The investigation into leaks about a domestic spying program should determine whether the motivation was damaging security or revealing a potentially illegal activity, a Democrat on the Senate Judiciary Committee said Sunday.
“There are differences between felons and whistleblowers, and we ought to wait ’til the investigation occurs to decide what happened,” said Sen. Charles Schumer, D-N.Y.
On Friday, the Justice Department opened an investigation into who divulged the existence of President Bush’s secret domestic spying program. The New York Times reported last month about warrantless surveillance conducted by the National Security Agency since the terrorist attacks of Sept. 11, 2001.
Sen. Mitch McConnell, a Kentucky Republican who appeared with Schumer on “Fox News Sunday,” urged the Justice Department to “go after those who breached our national security and endangered Americans in the war on terror.”
Bush has acknowledged the existence of the spying program and defended it as essential to securing the nation. He has cited his constitutional powers as well as a congressional resolution issued after the Sept. 11 attacks as legal justifications for the program.
The Times reported Sunday that a top Justice Department official objected in 2004 to aspects of the NSA program and would not sign off on its continued use as required by the administration.
James B. Comey, a top deputy to then-Attorney General John Ashcroft, was concerned with the program’s legality and oversight, the Times reported. Administration officials then went to Ashcroft, who had been hospitalized for gallbladder surgery, to gain his approval, according to the newspaper, but it was unclear whether Ashcroft gave his approval.
Neither Comey nor Ashcroft would comment on the meeting, according to the Times. White House spokesman Trent Duffy, with Bush at his Texas ranch, declined Sunday to answer questions about any of the administration’s internal discussions.
The Republican chairman of the Senate Judiciary Committee, Arlen Specter of Pennsylvania, has called for hearings into the program.

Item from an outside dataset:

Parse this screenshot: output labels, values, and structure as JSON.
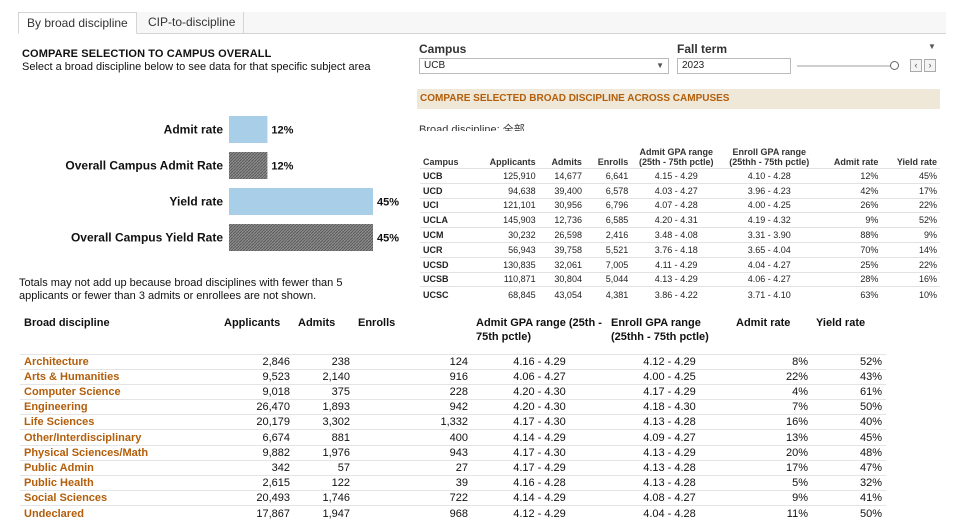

McConnell said he would prefer that any hearings be held by the Intelligence Committee, which likely would be in secret.
“We’re already talking about this entirely too much out in public as a result of these leaks … and it’s endangering our efforts to make Americans more secure,” McConnell said.
Schumer, while supporting a leak investigation, questioned shifting the focus from the administration policy to the person who revealed the information to the press.
“To simply divert this whole thing to just looking at the leaker and saying everything else is just fine is typical of this administration,” he said.
Schumer sent a letter Sunday to Specter asking that he call to testify current and former administration officials, including Comey, Ashcroft, Attorney General Alberto Gonzales and White House chief of state Andrew Card. He asked that Specter join him in requesting the administration to waive